Here’s the President speaking to a crowd in Ohio — where 9.6% of its residents are unemployed  — on September 9, leading up to the 2010 midterm elections:

“One of the keys to job creation is to encourage companies to invest more in the United States. But for years, our tax code has actually given billions of dollars in tax breaks that encourage companies to create jobs and profits in other countries.  I want to change that. Instead of tax loopholes that incentivise investment in overseas jobs, I’m proposing a more generous, permanent extension of the tax credit that goes to companies for all the research and innovation they do right here in America,” he said, with Ohio governor Ted Strickland standing by his side.

“I think if we’re going to give tax breaks to companies, they should go to companies that create jobs in America — not those that create jobs overseas. That’s one difference between the Republican vision and the Democratic vision. And that’s what this election is all about,” Obama said.

Now, shortcut two months later to Obama speaking in India (two days ago) — post-2010 Midterm elections:

“I don’t think you heard me make outsourcing a bogeyman during the course of my visit.  In fact, I expressly said during my visit to Mumbai, at the business council, that both countries (India and the US), I think, were operating on some stereotypes that’ve outlived their usefullness,” Obama said.

“In every discussion that I have had with Indian businesses what I have seen is that our countries are matched up in a way that allows us enormous win-win potential,” he said.  “Whenever I’m asked about Indians taking away our jobs, I want to say: You know what, they’ve just created 50,000 jobs. But these old stereotypes, these old concerns ignore today’s reality.
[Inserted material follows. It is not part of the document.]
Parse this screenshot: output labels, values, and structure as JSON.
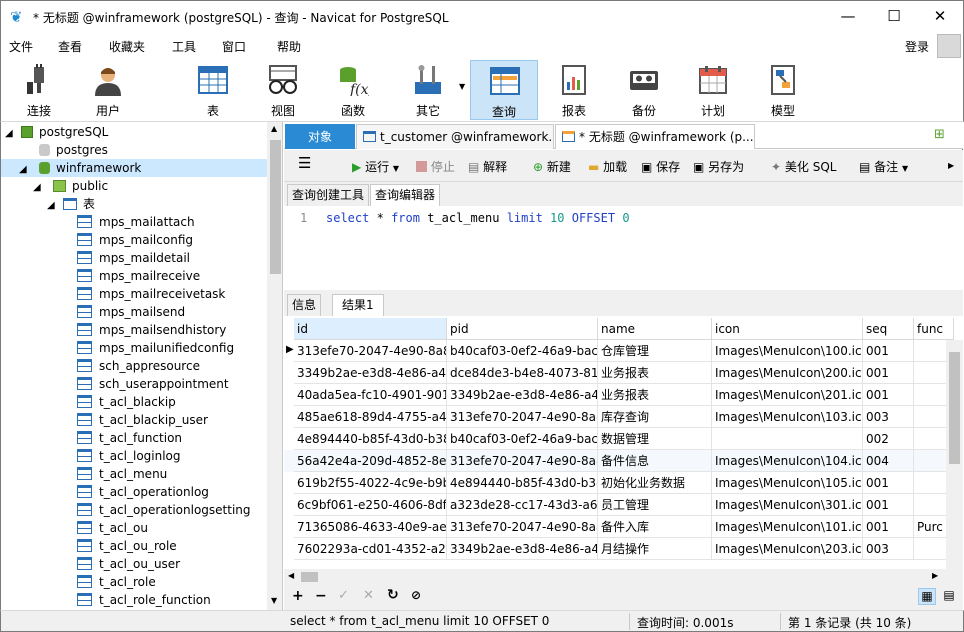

In 2010, trade between our countries is not just a one-way street of American jobs and companies moving to India.”

He added:

“We’re very proud of our high-tech industries and we think we make some of the best products in the world, and we want to sell them to a growing Indian market.  But it turns out some of those same technologies are ones that will allow Indian entrepreneurs to grow and thrive and create jobs right here in India,” Obama said.

President Obama obviously didn’t get the message from Americans who actually bothered to turn out to vote in the Midterm elections:  “It’s the jobs, Stupid!”

UPDATE:

Tonight, The Ed Show covered Obama’s outsourcing flip-flop in India.  Here’s the video clip with a worthwhile discussion on the outsourcing problem with Teamsters President, James Hoffa.

Originally published at AlterPolitics